Between Bauhaus and Bügeleisen: The Iconic Style of Raumpatrouille (1966) The German television SF series Raumpatrouille (Space Patrol) has long gained cult status, in German-speaking countries it enjoys a similar popularity as the original Star Trek series which was first broadcast in the same year. Much has been made of Raumpatrouille’s alleged militaristic and xenophobic ideology by critics who saw in it an awkward melange of undigested Prussian and Nazi jingoism and Cold War paranoia. What hasn’t been widely understood (or acknowledged) was that the series sought to subvert authoritarian traditions by means of humour and a positive outlook. In Raumpatrouille’s alternative world in the year 3000, people are still recognisably human. Individualism and conformism continue to be at odds. While nation states have been abolished, strict hierarchies remain in (world) government and the military. Here, individualism is suppressed, even though, and this has been ignored by critics and researchers so far, insubordination saves the day in each episode. Indeed, the series communicated very different messages: a vision of a world where mankind has overcome barriers between genders and between nation states. This concrete Utopia is evoked in the introductory voiceover in each episode, but finds its main expression in the series’ distinctive visual style. This style is futuristic and functional, reflecting a desire amongst the younger generation and the cultural elites to escape the sense of claustrophobia pervading the post-war era and the ‘no experiments’ attitude of the West German government. The use of modern materials in the sets suggests a deliberate break with tradition, and a conscious homage to Bauhaus clarity and transparency. Technology is the means by which unheard-of things are done in this imagined future, be it the ability to live at the bottom of the sea, or the routine task of travelling amongst the stars. Of particular interest in this essay are the innovative solutions the series’ set designers came up with to translate the technological revolution of the 1960s, which in turn heralded a much broader change in mentality, into a future setting. The incorporation of the latest industrial design and technology into an imagined alternative world, just months before the cultural and political revolutions of 1967/68 transformed the world for real, indicates a rare moment of confidence. in: Ricarda Vidal / Ingo Cornils (eds.), Alternative Worlds. Blue-Sky Thinking since 1900, Oxford: Peter Lang 2015, pp.283-302

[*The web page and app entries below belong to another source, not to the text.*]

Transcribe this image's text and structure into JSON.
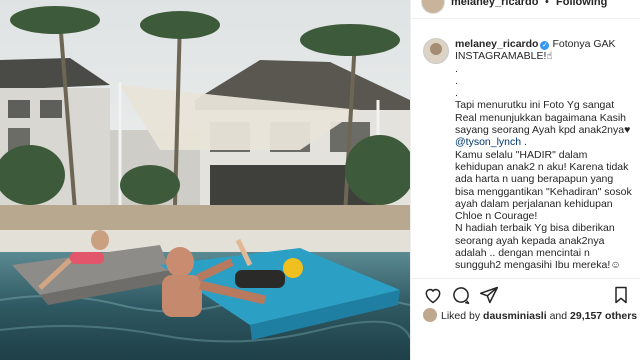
{
  "header": {
    "username": "melaney_ricardo",
    "separator": "•",
    "follow_label": "Following"
  },
  "post": {
    "username": "melaney_ricardo",
    "verified_icon": "verified-badge-icon",
    "caption_lines": [
      "Fotonya GAK INSTAGRAMABLE!☝",
      ".",
      ".",
      ".",
      "Tapi menurutku ini Foto Yg sangat Real menunjukkan bagaimana Kasih sayang seorang Ayah kpd anak2nya♥",
      "@tyson_lynch .",
      "Kamu selalu \"HADIR\" dalam kehidupan anak2 n aku! Karena tidak ada harta n uang berapapun yang bisa menggantikan \"Kehadiran\" sosok ayah dalam perjalanan kehidupan Chloe n Courage!",
      "N hadiah terbaik Yg bisa diberikan seorang ayah kepada anak2nya adalah .. dengan mencintai n sungguh2 mengasihi Ibu mereka!☺"
    ]
  },
  "actions": {
    "like_icon": "heart-icon",
    "comment_icon": "comment-icon",
    "share_icon": "share-icon",
    "save_icon": "bookmark-icon"
  },
  "likes": {
    "prefix": "Liked by",
    "user": "dausminiasli",
    "conjunction": "and",
    "count": "29,157 others"
  },
  "colors": {
    "accent": "#3897f0",
    "text": "#262626",
    "mention": "#00376b",
    "divider": "#efefef"
  }
}
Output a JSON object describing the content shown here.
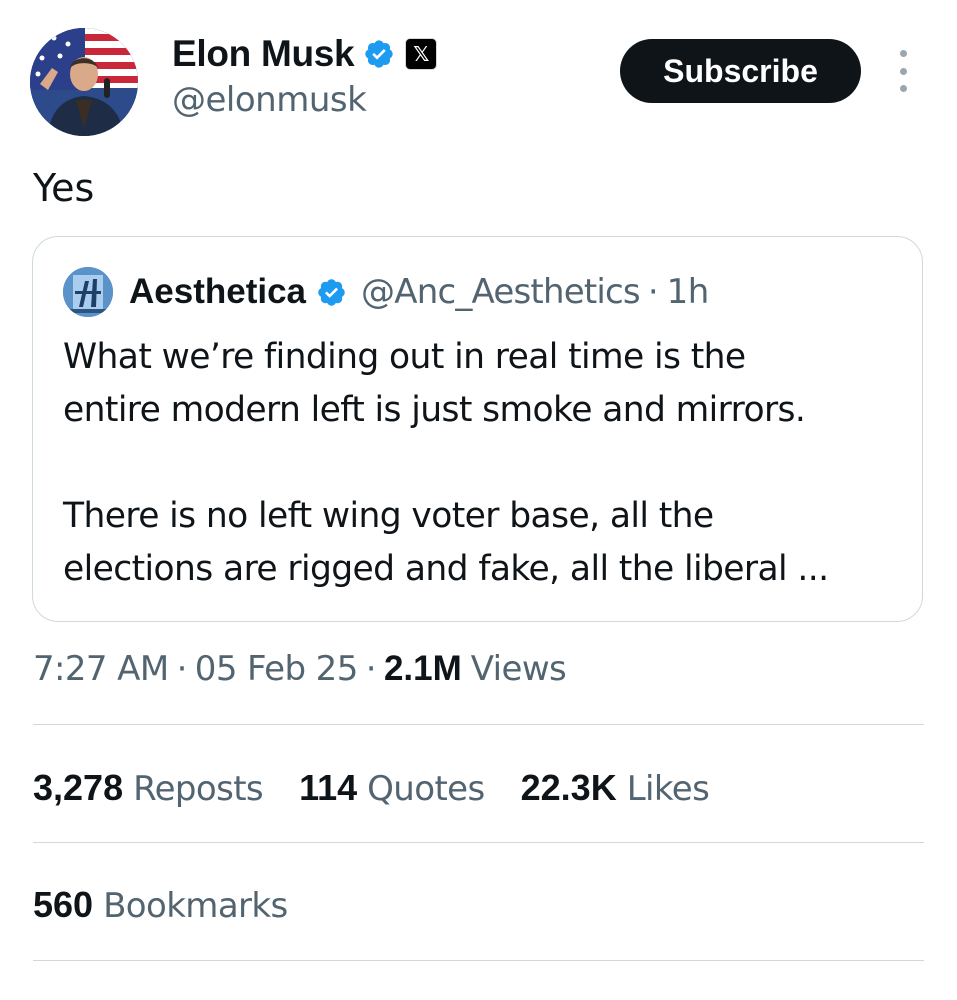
{
  "author": {
    "name": "Elon Musk",
    "handle": "@elonmusk",
    "affiliate_badge_glyph": "𝕏",
    "verified_icon": "verified-badge-icon",
    "verified_color": "#1d9bf0"
  },
  "actions": {
    "subscribe_label": "Subscribe",
    "more_icon": "vertical-ellipsis-icon"
  },
  "tweet": {
    "text": "Yes"
  },
  "quote": {
    "author_name": "Aesthetica",
    "author_handle": "@Anc_Aesthetics",
    "separator": "·",
    "time": "1h",
    "lines": [
      "What we’re finding out in real time is the",
      "entire modern left is just smoke and mirrors.",
      "There is no left wing voter base, all the",
      "elections are rigged and fake, all the liberal ..."
    ]
  },
  "meta": {
    "time": "7:27 AM",
    "separator": "·",
    "date": "05 Feb 25",
    "views_count": "2.1M",
    "views_label": "Views"
  },
  "stats": {
    "reposts": {
      "count": "3,278",
      "label": "Reposts"
    },
    "quotes": {
      "count": "114",
      "label": "Quotes"
    },
    "likes": {
      "count": "22.3K",
      "label": "Likes"
    },
    "bookmarks": {
      "count": "560",
      "label": "Bookmarks"
    }
  },
  "colors": {
    "text_primary": "#0f1419",
    "text_secondary": "#536471",
    "border": "#cfd9de",
    "button_bg": "#0f1419"
  }
}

In an attempt to counteract the doom and gloom of the economic crisis and the politicians’ overused dictum that ‘there is no alternative’, this interdisciplinary collection presents a number of alternative worlds which were thought up over the course of the last century. While change at macro-level was the focus of most of the ideological struggles in the 20th century, the real impetus for change came from the blue-sky thinking of scientists, engineers, architects, sociologists, planners, and above all, writers, who imagined alternatives to the status quo. Following a roughly chronological order from the turn of the 19th century to the present, the book  explores  the dreams, plans and hopes, but also the nightmares and fears reflected in utopian thinking in the Western hemisphere. The alternative worlds at the focus of the individual essays can each be seen as crucial to the history of the past one hundred years. While each reflects its particular moment in time, they also inform historical developments in a wider sense and continue to resonate in present culture. Instead of presenting mere mind games, building and the concrete realisation of the dream are crucial to all of them – whether that means the restructuring of the earth itself, the construction of the perfect city, the creation of an alternative society on Earth or on Mars, or the physical preservation of youth. The tension of dream and reality, of fact and fiction, which characterises all of these utopias is also represented in the interdisciplinarity of the volume which brings together contributions from the sciences and the arts.

Ricarda Vidal / Ingo Cornils (eds.) Alternative Worlds. Blue-Sky Thinking since 1900, Oxford: Peter Lang, 2014